What Doesn’t: Project Almanac is a found footage movie and like a lot of films of this sort the gimmick is forced. Certain scenes, such as the experiments, work well in the first person style and the special effects are done convincingly within the handheld camera work. But for most of the movie the documentary style makes no sense. The format forces the filmmakers into absurd situations such as scenes of the high school students videoing themselves taking a physics test. The found footage format also creates a gaping plot hole. The time travel device causes electronic equipment to malfunction but for some reason the teenagers’ cameras work just fine. These inconsistencies and the incredulous use of the handheld footage makes the format of the movie distracting. Project Almanac would have worked much better if it had included some found footage but otherwise told its story from a conventionally omniscient point of view. The found footage of Project Almanac is further distracting because the middle of the movie is so light on plot. In a traditional three-act story structure the middle is usually the most interesting part but the body of Project Almanac is filler in which the teens get back at people who bullied them or go on a vacation in the middle of the school day. Together with the found footage format, the middle of Project Almanac plays like the Vines and Youtube videos that teenagers make on spring break and it’s about as compelling. The film picks up in the ending but the payoff isn’t as dramatic as it’s clearly intended to be and the final twist cheats its main character out of what he was supposed to learn from all of this.

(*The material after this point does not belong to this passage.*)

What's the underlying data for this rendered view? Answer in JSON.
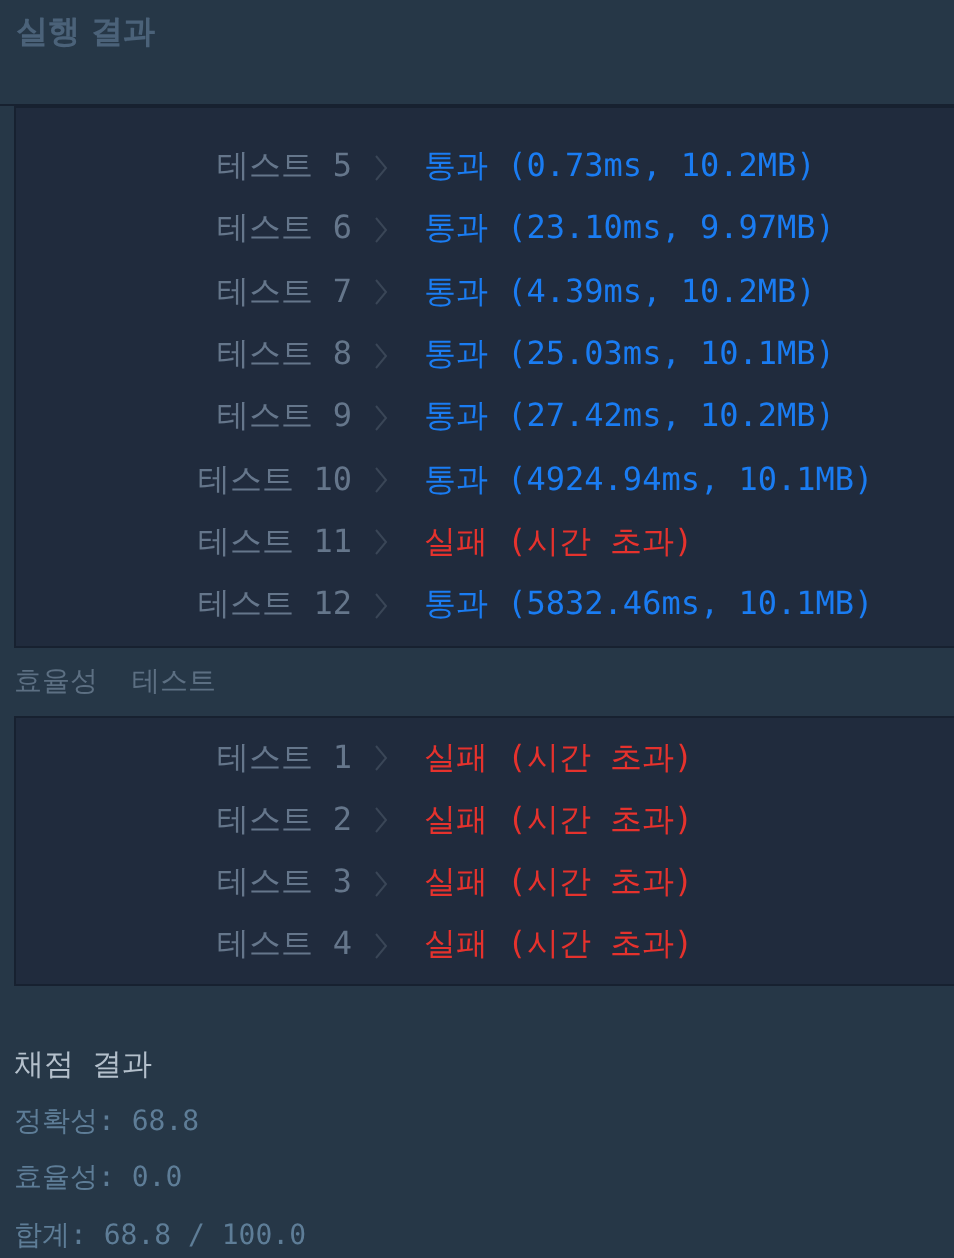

Bottom Line: As a film directed at the youth market, Project Almanac is an acceptable sci-fi movie. For older viewers, Project Almanac is a frustrating film because it possesses the potential to be a much better movie than it is.
Episode: #528 (February 8, 2015)